People travelled in safety throughout the towns and countryside.
But seven years later the nation seemed to go mad. The English people turned upon one another in a war of astonishing cruelty.
Next Friday is the anniversary of the start of this tragedy.
The Civil War was one of the darkest moments of English history. It tore families apart, cut down a generation, and killed relatively more people than World War I.
Twenty-five per cent of all adult males were caught up in the fighting; 150 towns suffered serious destruction; 11,000 houses were burned or demolished; and 55,000 people were made homeless.
On the one side there was traditional religion of the Church of England, and the ancient rule provided by the monarch.
On the other side were extremist fundamentalists called Puritans, who believed only in their private interpretations of Scripture.
Sadly, there were terrible cruelties on both sides. Such cruelty seems to be what happens when a nation turns in on itself—as occurred later in the American Civil War and in revolutions in France and Russia.

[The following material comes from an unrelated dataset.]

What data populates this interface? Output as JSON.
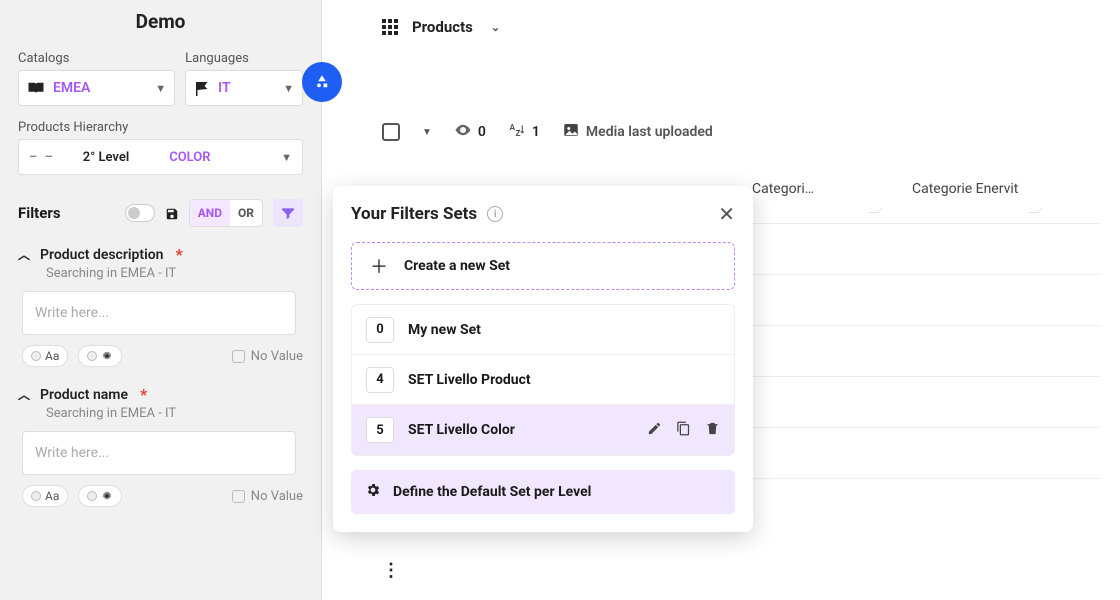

When the Puritans gained power in England, they banned the Holy Communion, wedding rings, theatres, sport on Sundays, and Christmas Day observances. People convicted of adultery were put to death.
The Puritans abolished the House of Lords and killed leading Anglicans like the country’s King and the Archbishop of Canterbury.
And the widespread slaughter in Ireland by the Puritan general Oliver Cromwell causes many Irishmen to hate England even to this day.
When Cromwell died and Anglicans regained leadership in the nation, their intolerance of religious extremism drove many Puritans to leave and go overseas to the new English colony of America.
Why did the Civil War arise, and why at that particular time? Oddly, a major factor appeared to be the translation of the Bible into English.
“After the Bible was translated into English,” wrote a commentator, “Every man, nay every boy and wench that could read English, thought that they spoke with God Almighty and understood what He said.”
Numerous sects sprang up, some bearing strange names: the Levellers, the Diggers, the Ranters, the Muggletonians.
It was a long time before sanity was restored.